The pandemic could not stop the N.F.L. Even as transmission rates surged and team facilities closed, as training camp was restructured and the preseason abandoned and locker rooms reconfigured to diminish the spread of coronavirus, the league pledged that the season would start as scheduled, on Sept. 10.
And it will, after the most challenging off-season in N.F.L. history, before a reduced number of fans on Thursday night at Arrowhead Stadium, where the defending champion Kansas City Chiefs will host the Houston Texans.
Whether the season ends as scheduled, in Tampa, Fla., on Feb. 7, 2021, with Super Bowl LV — or is interrupted, by a deluge of positive tests or player boycotts in protest of racial injustice — remains a mystery. The answer depends greatly on players’ and coaches’ individual discipline, the caprices of a viral scourge and the power wielded by players, who are using it, across all sports, like never before.
The sport will still be contested on a field measuring 360 by 160 feet, and the football is, same as ever, made of cowhide, but so much else about how football is played this season will look, feel and sound strange and disorienting. Here is a sampling of what that entails:
Will players be tested for the coronavirus?
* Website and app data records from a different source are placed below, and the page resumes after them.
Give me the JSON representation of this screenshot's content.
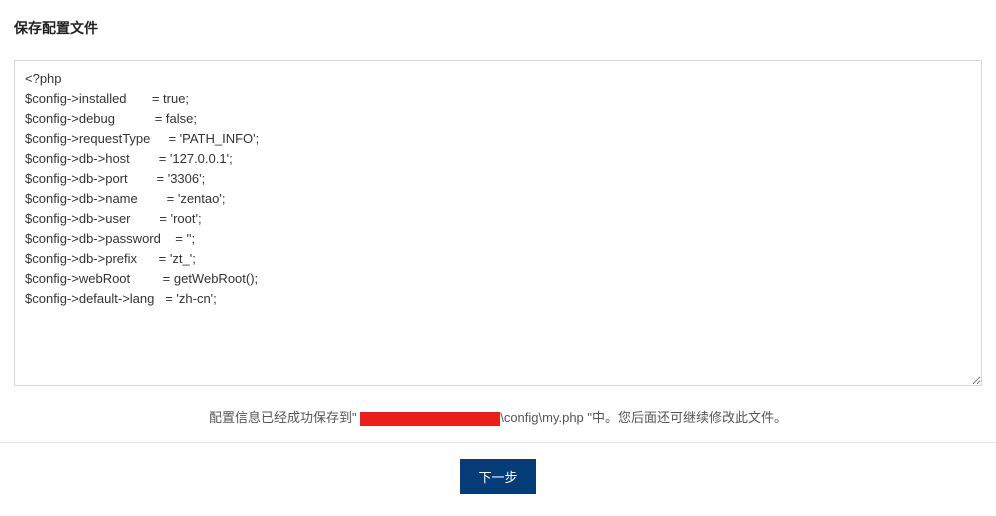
{
  "header": {
    "title": "保存配置文件"
  },
  "config": {
    "text": "<?php\n$config->installed       = true;\n$config->debug           = false;\n$config->requestType     = 'PATH_INFO';\n$config->db->host        = '127.0.0.1';\n$config->db->port        = '3306';\n$config->db->name        = 'zentao';\n$config->db->user        = 'root';\n$config->db->password    = '';\n$config->db->prefix      = 'zt_';\n$config->webRoot         = getWebRoot();\n$config->default->lang   = 'zh-cn';"
  },
  "status": {
    "prefix": "配置信息已经成功保存到\" ",
    "path_tail": "\\config\\my.php \"中。您后面还可继续修改此文件。"
  },
  "buttons": {
    "next": "下一步"
  }
}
Building off the encouraging success of training camp, when daily testing confirmed the diligence of players and team personnel in adhering to protocols, the N.F.L. and its players’ union agreed to continue to test players and essential employees every day of the week, except the day of the game.